(How to complete this task):
Your answer must be every line of the data below that holds the string "Inner", copied exactly.

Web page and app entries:

━━━━

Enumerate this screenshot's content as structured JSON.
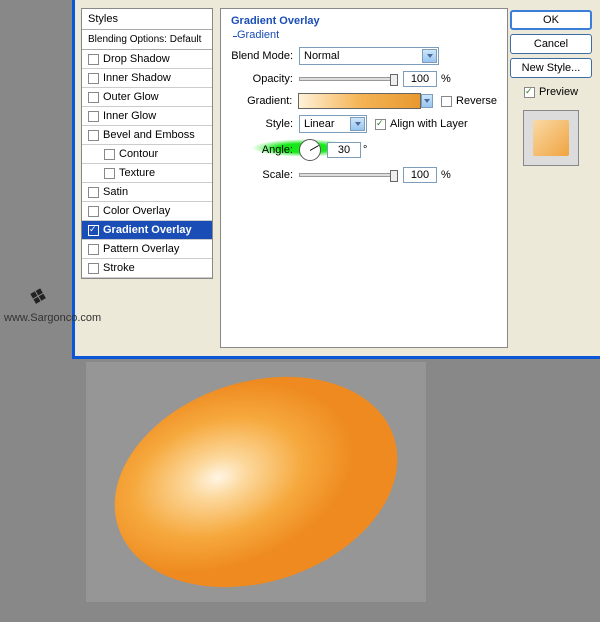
{
  "styles_panel": {
    "header": "Styles",
    "blend_header": "Blending Options: Default",
    "items": [
      {
        "label": "Drop Shadow",
        "checked": false
      },
      {
        "label": "Inner Shadow",
        "checked": false
      },
      {
        "label": "Outer Glow",
        "checked": false
      },
      {
        "label": "Inner Glow",
        "checked": false
      },
      {
        "label": "Bevel and Emboss",
        "checked": false
      },
      {
        "label": "Contour",
        "checked": false,
        "indent": true
      },
      {
        "label": "Texture",
        "checked": false,
        "indent": true
      },
      {
        "label": "Satin",
        "checked": false
      },
      {
        "label": "Color Overlay",
        "checked": false
      },
      {
        "label": "Gradient Overlay",
        "checked": true,
        "selected": true
      },
      {
        "label": "Pattern Overlay",
        "checked": false
      },
      {
        "label": "Stroke",
        "checked": false
      }
    ]
  },
  "settings": {
    "title": "Gradient Overlay",
    "subtitle": "Gradient",
    "blend_mode_label": "Blend Mode:",
    "blend_mode_value": "Normal",
    "opacity_label": "Opacity:",
    "opacity_value": "100",
    "opacity_unit": "%",
    "gradient_label": "Gradient:",
    "reverse_label": "Reverse",
    "style_label": "Style:",
    "style_value": "Linear",
    "align_label": "Align with Layer",
    "angle_label": "Angle:",
    "angle_value": "30",
    "angle_unit": "°",
    "scale_label": "Scale:",
    "scale_value": "100",
    "scale_unit": "%"
  },
  "buttons": {
    "ok": "OK",
    "cancel": "Cancel",
    "new_style": "New Style...",
    "preview": "Preview"
  },
  "watermark": "www.Sargonco.com"
}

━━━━

(Reply to the exercise):
        "label": "Inner Shadow",
        "label": "Inner Glow",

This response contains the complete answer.